Fallibility isn’t something critics accept. The critics and commenters rail about how experts said masks weren’t important and how the death rate of those infected is lower than previously projected. That’s the measure on which many coronacritics are basing their arguments.
So, for the 100th time, let’s repeat this — the coronavirus isn’t going to wipe us off the earth, but we should be wary and protect those who are vulnerable. If you don’t already know, it’s pretty simple.
Vulnerable populations = our senior populations and those with preexisting health conditions. How can we slow down or even stop the spread? Try to stay about 6 feet from one another, wear a mask when inside and talking to people, and wash or sanitize your hands often. That’s really not hard, and it’s definitely not worth all the politicized whining we’ve seen.

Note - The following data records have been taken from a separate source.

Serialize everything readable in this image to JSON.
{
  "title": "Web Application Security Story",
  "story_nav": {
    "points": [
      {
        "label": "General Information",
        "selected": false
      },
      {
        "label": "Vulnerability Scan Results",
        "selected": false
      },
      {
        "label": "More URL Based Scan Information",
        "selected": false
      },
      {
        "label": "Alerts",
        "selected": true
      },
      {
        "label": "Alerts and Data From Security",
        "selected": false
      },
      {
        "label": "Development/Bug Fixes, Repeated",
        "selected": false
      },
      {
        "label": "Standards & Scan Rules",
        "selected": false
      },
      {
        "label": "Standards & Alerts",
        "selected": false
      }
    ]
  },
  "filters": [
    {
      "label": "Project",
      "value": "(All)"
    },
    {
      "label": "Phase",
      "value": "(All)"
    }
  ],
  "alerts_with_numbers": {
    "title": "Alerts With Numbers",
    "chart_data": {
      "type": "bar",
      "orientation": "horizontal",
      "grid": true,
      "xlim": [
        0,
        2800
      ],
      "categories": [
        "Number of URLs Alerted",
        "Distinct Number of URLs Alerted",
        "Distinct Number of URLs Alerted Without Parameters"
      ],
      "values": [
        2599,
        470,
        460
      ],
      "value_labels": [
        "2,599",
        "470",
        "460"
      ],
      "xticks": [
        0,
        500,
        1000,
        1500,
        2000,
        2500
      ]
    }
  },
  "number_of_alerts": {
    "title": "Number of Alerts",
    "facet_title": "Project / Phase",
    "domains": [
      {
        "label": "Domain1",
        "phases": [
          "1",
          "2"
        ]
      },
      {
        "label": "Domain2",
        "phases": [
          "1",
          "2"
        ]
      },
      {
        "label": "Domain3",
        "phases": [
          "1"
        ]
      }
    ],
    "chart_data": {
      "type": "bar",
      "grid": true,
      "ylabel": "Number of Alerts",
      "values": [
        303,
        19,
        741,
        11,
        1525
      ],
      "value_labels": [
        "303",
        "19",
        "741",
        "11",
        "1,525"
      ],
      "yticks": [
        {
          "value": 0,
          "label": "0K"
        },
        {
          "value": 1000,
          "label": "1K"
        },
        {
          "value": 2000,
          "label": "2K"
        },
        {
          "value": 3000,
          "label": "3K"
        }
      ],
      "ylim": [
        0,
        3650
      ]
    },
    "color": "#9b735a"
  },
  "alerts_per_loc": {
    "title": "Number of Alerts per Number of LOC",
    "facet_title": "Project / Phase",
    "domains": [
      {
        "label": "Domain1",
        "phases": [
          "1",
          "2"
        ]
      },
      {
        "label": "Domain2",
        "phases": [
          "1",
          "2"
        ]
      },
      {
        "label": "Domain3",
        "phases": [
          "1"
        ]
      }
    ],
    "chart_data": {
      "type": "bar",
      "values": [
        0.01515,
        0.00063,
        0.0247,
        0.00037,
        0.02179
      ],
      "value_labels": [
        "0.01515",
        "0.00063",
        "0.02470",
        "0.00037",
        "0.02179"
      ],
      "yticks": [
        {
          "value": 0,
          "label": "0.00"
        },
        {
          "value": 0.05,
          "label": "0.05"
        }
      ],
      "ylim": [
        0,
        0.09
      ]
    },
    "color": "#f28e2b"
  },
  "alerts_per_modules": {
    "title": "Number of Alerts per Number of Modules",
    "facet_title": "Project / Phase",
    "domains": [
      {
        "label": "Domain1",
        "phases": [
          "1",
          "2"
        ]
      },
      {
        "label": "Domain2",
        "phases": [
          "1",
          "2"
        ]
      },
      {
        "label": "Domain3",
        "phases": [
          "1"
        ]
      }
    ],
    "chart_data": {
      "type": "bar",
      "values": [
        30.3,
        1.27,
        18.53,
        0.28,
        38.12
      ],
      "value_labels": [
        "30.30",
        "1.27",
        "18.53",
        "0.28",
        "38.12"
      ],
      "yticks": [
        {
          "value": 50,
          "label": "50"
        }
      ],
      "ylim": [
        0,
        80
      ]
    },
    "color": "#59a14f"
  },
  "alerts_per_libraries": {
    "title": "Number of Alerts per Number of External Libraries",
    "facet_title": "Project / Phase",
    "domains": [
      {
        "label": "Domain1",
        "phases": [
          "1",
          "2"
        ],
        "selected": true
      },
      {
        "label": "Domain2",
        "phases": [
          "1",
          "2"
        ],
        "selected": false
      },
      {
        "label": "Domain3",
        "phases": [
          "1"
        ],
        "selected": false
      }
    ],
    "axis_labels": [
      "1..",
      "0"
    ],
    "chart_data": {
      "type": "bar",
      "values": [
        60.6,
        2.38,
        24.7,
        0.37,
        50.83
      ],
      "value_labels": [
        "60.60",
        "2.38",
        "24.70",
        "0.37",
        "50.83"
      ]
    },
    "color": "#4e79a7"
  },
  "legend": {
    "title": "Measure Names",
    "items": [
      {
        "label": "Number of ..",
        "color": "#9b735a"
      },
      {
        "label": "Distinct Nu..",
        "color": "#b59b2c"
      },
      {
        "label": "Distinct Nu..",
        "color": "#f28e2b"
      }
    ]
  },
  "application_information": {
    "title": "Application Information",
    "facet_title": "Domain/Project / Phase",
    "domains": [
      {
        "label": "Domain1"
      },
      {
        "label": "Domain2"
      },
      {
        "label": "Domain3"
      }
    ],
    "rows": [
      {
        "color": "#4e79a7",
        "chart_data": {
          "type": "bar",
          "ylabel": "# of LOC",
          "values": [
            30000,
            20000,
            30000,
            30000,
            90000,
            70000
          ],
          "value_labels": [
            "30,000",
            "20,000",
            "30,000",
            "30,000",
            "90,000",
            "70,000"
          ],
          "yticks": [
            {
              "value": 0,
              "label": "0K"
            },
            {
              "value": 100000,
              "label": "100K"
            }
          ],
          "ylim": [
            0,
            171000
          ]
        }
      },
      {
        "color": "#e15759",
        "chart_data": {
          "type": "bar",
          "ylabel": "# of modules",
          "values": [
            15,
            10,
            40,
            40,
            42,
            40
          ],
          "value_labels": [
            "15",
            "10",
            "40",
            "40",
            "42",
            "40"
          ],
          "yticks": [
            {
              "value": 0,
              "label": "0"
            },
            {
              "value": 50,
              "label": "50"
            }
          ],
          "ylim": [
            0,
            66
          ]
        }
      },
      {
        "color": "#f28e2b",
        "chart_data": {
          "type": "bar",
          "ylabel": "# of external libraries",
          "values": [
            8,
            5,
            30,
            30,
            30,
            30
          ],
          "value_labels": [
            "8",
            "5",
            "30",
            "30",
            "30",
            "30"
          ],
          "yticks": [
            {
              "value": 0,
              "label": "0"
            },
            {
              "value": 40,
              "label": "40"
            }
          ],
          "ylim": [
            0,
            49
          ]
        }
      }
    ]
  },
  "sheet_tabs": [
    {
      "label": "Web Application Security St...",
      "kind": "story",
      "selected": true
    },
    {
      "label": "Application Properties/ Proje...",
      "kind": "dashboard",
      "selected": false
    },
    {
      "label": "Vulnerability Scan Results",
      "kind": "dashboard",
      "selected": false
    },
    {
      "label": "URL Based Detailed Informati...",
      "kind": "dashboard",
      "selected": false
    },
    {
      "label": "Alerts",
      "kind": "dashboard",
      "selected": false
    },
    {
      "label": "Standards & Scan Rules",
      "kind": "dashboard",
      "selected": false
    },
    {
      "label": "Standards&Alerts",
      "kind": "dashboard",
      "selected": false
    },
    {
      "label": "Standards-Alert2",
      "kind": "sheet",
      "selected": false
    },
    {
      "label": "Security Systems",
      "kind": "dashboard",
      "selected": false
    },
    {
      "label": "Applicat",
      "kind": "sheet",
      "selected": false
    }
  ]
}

Stepping down from the soapbox, it’s good to see our local leaders making sure to take care of those who take care of us.
A raise for police and firefighters is long overdue and City Commissioner Mark Cochran made a good point recently. It’s a bad business model to hire people, train them and give them some experience, and then let them go to other agencies that pay more.
It’s good to see our local officials address this issue. Our government managers have been smart to save money when the economy was going well and also to vouch for using some of our savings in this manner.
Quantity is important, but retaining quality public safety employees is paramount. Those are the people who create the culture within their departments.
We may see taxes increase somewhat to support these raises and need to consider that an investment. We’ve all heard a lot about toxic agencies in public safety — Glynn County in South Georgia, for instance — and we need to strive to keep forward thinking departments. One way to do that is to pay them what they’re worth.
It’s a good start, commissioners. Thank you for your support of our public safety departments — they play an important defining role for our community.